Boys varsity tennis Coach Russ Olcheske echoed the same confidence as Schmidt.
“The students don’t seem to be bothered by it too much. For the most part, parents pay the fee. In some cases, the kid has to pay, and we might lose a few kids for this reason,” Olcheske said.
Olcheske said he believes the community has handled it well, as Holt public schools was one of the last school districts in the area to implement a pay-to-participate policy.
“As far as I know, Lansing is the only school district that does not charge. Our fees are still below many of our neighboring districts. I also think parents realize that kids benefit in many areas by playing high school sports, and that being asked to fund part of that experience is a fair tradeoff.” —Russ Olcheske
Current Holt varsity tennis player Robert Lemond said many students were not concerned about fees because the school decided to cut other things such as transportation.
“Parents had to drive us to events instead of the bus. I believe there was a thing for students who were less fortunate like scholarship thing but mostly football players had that. Also our competitiveness was almost the same. I mean overall the fee isn’t too bad, Okemos charges their students around $350,” Lemond said.
Current Michigan State University student and former Holt varsity tennis player Zachary Ray said when he started high school there was no program in place, but knew the price would not keep a student from playing a sport because booster clubs help.
“Holt is a nice place, so I would say rarely would that price keep a player from being able to play. Most sports had booster clubs to raise money and help to cuts costs for students. I know we were one of the later schools to implant that kind of pay to play plan. I could definitely see it being a bigger problem from districts that have a poorer population. A hundred dollars is still a lot of money for families that have to live paycheck to paycheck,” Ray said.
Ray said he did not have a problem with playing to play but did not think it was completely necessary.
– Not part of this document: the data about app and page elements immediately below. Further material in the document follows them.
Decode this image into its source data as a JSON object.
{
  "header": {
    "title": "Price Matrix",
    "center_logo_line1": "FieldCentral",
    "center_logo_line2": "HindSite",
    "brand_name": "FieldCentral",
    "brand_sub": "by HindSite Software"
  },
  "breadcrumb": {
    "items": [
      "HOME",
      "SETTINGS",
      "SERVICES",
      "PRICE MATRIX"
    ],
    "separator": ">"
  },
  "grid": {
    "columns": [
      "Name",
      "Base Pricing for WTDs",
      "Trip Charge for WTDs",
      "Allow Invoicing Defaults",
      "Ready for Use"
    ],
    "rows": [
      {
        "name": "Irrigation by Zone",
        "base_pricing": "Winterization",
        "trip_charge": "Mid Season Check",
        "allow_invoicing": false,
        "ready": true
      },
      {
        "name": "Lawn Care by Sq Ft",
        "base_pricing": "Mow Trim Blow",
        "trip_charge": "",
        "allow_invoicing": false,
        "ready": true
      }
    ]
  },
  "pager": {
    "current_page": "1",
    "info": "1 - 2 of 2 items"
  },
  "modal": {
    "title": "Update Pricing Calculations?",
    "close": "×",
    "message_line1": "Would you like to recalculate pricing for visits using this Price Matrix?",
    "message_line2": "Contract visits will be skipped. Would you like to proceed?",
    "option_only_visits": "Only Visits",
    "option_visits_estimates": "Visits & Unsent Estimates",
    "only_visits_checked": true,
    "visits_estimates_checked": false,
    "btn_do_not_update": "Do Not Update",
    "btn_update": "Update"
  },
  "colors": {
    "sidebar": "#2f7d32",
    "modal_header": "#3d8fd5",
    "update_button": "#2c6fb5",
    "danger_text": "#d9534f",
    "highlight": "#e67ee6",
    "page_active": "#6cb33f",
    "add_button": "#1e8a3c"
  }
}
“Though the pricing I thought was fair for the situation, I don’t think it’s fair for a student to have to pay to play sports through their school,” he said.